• **Exercise**: Without altering anything, repeat each of the records.

• **Given information**:
= Beginning of Section =
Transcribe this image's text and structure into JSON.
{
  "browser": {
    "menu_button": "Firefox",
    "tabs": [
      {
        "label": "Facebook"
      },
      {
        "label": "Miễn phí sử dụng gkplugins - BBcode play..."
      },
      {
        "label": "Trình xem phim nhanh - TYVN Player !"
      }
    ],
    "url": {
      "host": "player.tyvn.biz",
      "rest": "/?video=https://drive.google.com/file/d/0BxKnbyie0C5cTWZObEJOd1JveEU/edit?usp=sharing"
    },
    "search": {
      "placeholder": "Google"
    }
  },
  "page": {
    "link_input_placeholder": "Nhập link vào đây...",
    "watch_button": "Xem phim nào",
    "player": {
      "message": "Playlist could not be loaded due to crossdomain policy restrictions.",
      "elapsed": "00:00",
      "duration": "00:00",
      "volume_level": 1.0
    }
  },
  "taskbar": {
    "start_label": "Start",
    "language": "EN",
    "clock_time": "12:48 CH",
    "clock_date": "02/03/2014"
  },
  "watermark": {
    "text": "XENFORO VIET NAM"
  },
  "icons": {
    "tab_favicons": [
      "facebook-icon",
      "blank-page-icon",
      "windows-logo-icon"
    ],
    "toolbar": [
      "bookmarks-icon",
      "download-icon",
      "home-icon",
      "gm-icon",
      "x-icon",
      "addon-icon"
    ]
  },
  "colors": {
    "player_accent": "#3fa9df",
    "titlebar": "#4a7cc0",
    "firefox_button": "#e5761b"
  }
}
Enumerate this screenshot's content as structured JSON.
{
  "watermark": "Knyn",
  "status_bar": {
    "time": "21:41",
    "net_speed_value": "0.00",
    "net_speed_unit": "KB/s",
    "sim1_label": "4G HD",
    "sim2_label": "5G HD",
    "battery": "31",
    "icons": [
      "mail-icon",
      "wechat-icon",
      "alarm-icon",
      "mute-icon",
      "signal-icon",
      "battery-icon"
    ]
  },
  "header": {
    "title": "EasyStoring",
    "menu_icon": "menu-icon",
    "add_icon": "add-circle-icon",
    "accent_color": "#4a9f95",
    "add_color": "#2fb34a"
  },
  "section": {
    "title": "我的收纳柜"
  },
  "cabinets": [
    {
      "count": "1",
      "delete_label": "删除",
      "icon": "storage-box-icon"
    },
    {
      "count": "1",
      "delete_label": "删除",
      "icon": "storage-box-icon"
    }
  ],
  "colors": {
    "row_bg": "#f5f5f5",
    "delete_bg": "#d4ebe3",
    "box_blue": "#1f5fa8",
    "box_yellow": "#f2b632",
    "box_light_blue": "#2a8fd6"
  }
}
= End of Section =
• **Answer to this exercise**:
Transcribe this image's text and structure into JSON.
{
  "browser": {
    "menu_button": "Firefox",
    "tabs": [
      {
        "label": "Facebook"
      },
      {
        "label": "Miễn phí sử dụng gkplugins - BBcode play..."
      },
      {
        "label": "Trình xem phim nhanh - TYVN Player !"
      }
    ],
    "url": {
      "host": "player.tyvn.biz",
      "rest": "/?video=https://drive.google.com/file/d/0BxKnbyie0C5cTWZObEJOd1JveEU/edit?usp=sharing"
    },
    "search": {
      "placeholder": "Google"
    }
  },
  "page": {
    "link_input_placeholder": "Nhập link vào đây...",
    "watch_button": "Xem phim nào",
    "player": {
      "message": "Playlist could not be loaded due to crossdomain policy restrictions.",
      "elapsed": "00:00",
      "duration": "00:00",
      "volume_level": 1.0
    }
  },
  "taskbar": {
    "start_label": "Start",
    "language": "EN",
    "clock_time": "12:48 CH",
    "clock_date": "02/03/2014"
  },
  "watermark": {
    "text": "XENFORO VIET NAM"
  },
  "icons": {
    "tab_favicons": [
      "facebook-icon",
      "blank-page-icon",
      "windows-logo-icon"
    ],
    "toolbar": [
      "bookmarks-icon",
      "download-icon",
      "home-icon",
      "gm-icon",
      "x-icon",
      "addon-icon"
    ]
  },
  "colors": {
    "player_accent": "#3fa9df",
    "titlebar": "#4a7cc0",
    "firefox_button": "#e5761b"
  }
}
Enumerate this screenshot's content as structured JSON.
{
  "watermark": "Knyn",
  "status_bar": {
    "time": "21:41",
    "net_speed_value": "0.00",
    "net_speed_unit": "KB/s",
    "sim1_label": "4G HD",
    "sim2_label": "5G HD",
    "battery": "31",
    "icons": [
      "mail-icon",
      "wechat-icon",
      "alarm-icon",
      "mute-icon",
      "signal-icon",
      "battery-icon"
    ]
  },
  "header": {
    "title": "EasyStoring",
    "menu_icon": "menu-icon",
    "add_icon": "add-circle-icon",
    "accent_color": "#4a9f95",
    "add_color": "#2fb34a"
  },
  "section": {
    "title": "我的收纳柜"
  },
  "cabinets": [
    {
      "count": "1",
      "delete_label": "删除",
      "icon": "storage-box-icon"
    },
    {
      "count": "1",
      "delete_label": "删除",
      "icon": "storage-box-icon"
    }
  ],
  "colors": {
    "row_bg": "#f5f5f5",
    "delete_bg": "#d4ebe3",
    "box_blue": "#1f5fa8",
    "box_yellow": "#f2b632",
    "box_light_blue": "#2a8fd6"
  }
}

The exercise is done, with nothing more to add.